next up previous
Next: About this document ... Up: lab_template Previous: lab_template


More on Differentiation


Maple knows how to take many derivatives. Its main commands for doing this are D and diff. D is designed to differentiate functions, whereas diff is for differentiating expressions. However, if proper notation is used, diff can also be used with functions. To review the difference between a function and an expression, check the two examples below. The f statement defines a function, the g statement defines an expression.
> f:=x->x^2+7*x+5;
> g:=x^3-5*x+8;
Here are some examples that show how D and diff work. Check the difference between these two commands.
> D(f)(x);
> diff(g,x);
> diff(f(x),x);
See what happens when the function or expression notations are used incorrectly.
> diff(g(x),x);
> diff(f,x);
After the last four examples, you should be convinced that proper notation is very important in doing derivatives in Maple. Maple can also do higher derivatives. Check these commands. Again, pay attention to the difference between expressions and functions.
> diff(g,x,x);
> diff(g,x,x,x);
> (D@@2)(f)(x);
> (D@@3)(f)(x);
If you want to evaluate the higher derivative at a specific value of x, you can use the following
> (D@@2)(f)(2);
> subs(x=3,diff(g,x));
Suppose you wanted to find the equation of the tangent line to the graph of f(x) at the point x = 5. This can be done in Maple using the point-slope form of a line as shown below. It is not necessary to label the command tanline; but giving the line a name makes it can easy to call it up if it is needed later.
> tanline := D(f)(5)*(x-5)+f(5);
More information on D and diff can be obtained through Maple help screens.

Implicit Differentiaition
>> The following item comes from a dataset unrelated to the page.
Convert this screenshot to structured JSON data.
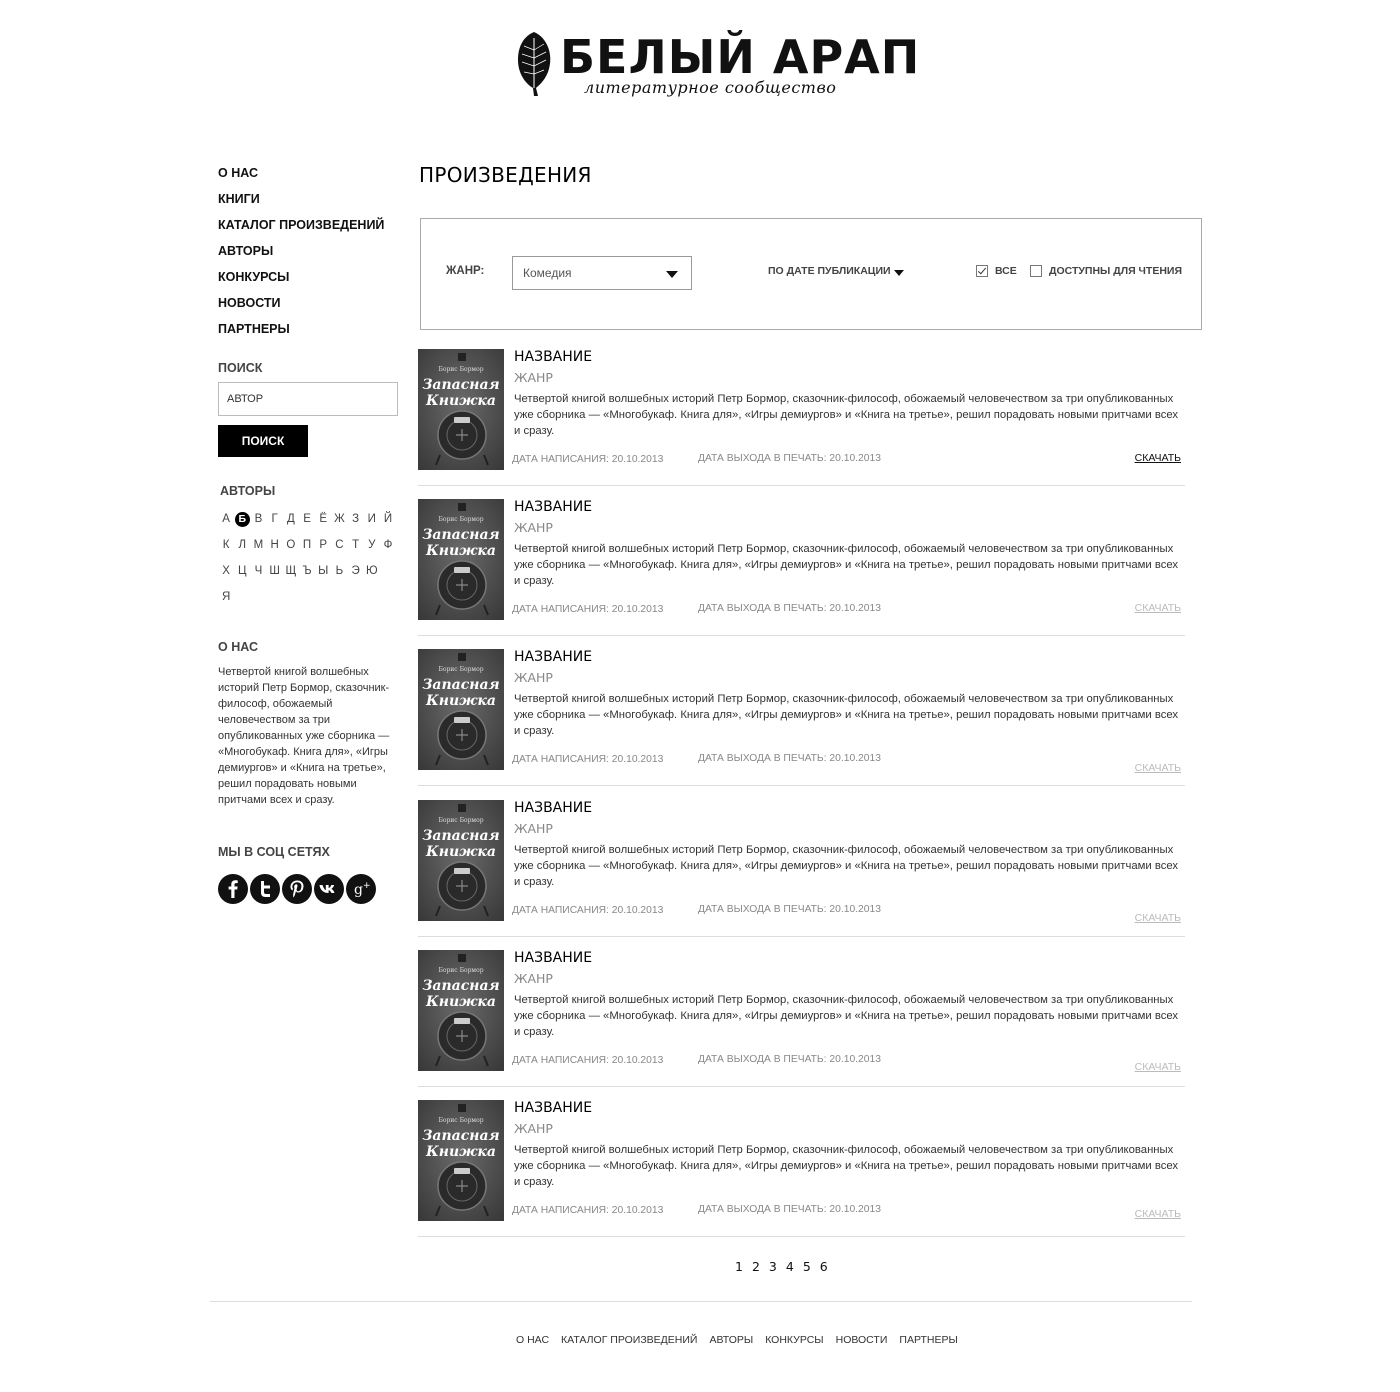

The implicitdiff command can be used to find derivatives of implicitly defined functions. The syntax is as follows
> f:=x^2*y^2+y^3=0;
> implicitdiff(f,y,x);
where f is an equation, y is the dependent variable and x is the independent variable. Thus the command as just stated would compute $\frac{dy}{dx}$. If f is given as an expression Maple will assume the implicit equation is f = 0. Check the results of the following commands.
> g:=x^2+y^3=1;
> implicitdiff(g,y,x);
Second derivatives can also be taken with implicitdiff. The following command computes $\displaystyle \frac{d^2y}{dx^2}$.
> implicitdiff(g,y,x,x);
Maple also has a command for plotting implicitly defined functions. It is in the package plots which must be called before using the command.
> with(plots):
> implicitplot(x^2-y^2=1,x=-3..3,y=-3..3);
Suppose you want to find the equation of the line tangent to the graph of $f$ defined implicitly. For instance, find the equation of the line tangent to $f=x^2*y^2+y^3=0$ at the point $(1,-1)$. You can use the point-slope form of a line in implicit form to get the equation of the tangent line. The Maple commands below show how this can be done.
> f:=x^2*y^2+y^3=0;
> m:=subs({x=1,y=-1},implicitdiff(f,y,x));
> tanline := y-(-1)=m*(x-1);
> implicitplot({f,tanline},x=0..2,y=-3..0);

Sometimes you want the value of a derivative, but first have to find the coordinates of the point. More than likely, you will have to use the solve or fsolve command for this. However, to get the fsolve command to give you the solution you want, you often have to specify a range for the variable. Plotting the graph of a relation can be a big help in this task. For instance, if you wanted the slope of $f$ as in the previous example at $x=1$ and $y$ is negative, but the $y$ value is not given, then you would first need to solve for $y$ by substituting the $x$ value into $f$ and then solve for $y$. See how this is done below.

> f:=x^2*y^2+y^3=0;
> solve(subs(x=1,f),y);


  1. Given $f(x) = \sin(x) \cos(x^2)$, evaluate the third derivative at $\displaystyle x = \frac{\pi}{2}$ using function notation and
    1. the D command.
    2. the diff command.

  2. Find the equation of the line tangent to the graph of $x^3y+y^2=2$ at the point where $x=-1$ and $y$ is positive. Include a plot of the relation and the tangent line on the same graph over the interval $-3 \leq x \leq 1$ and $0 \leq y \leq 4$.

  3. Consider the graph defined implicitly by the equation $x^2-xy+y^2=16$.
    1. Enter the equation, calling it h.
    2. Use the implicitplot command to verify visually that the graph is an ellipse.
    3. Find the slopes to this curve at the two points where it intersects the x-axis labeling them m1 and m2. (Hint: You will first need to use the solve command to find the y-values) What can you tell about the tangent lines at these points given your answers for the slopes?
    4. Find the equations of the tangent lines to this curve at the two points where it intersects the x-axis labeling them t1 and t2. Remenber to enter the equations implicitly.
    5. Graph the ellipse and the two tangent lines on one graph.

next up previous
Next: About this document ... Up: lab_template Previous: lab_template
Dina Solitro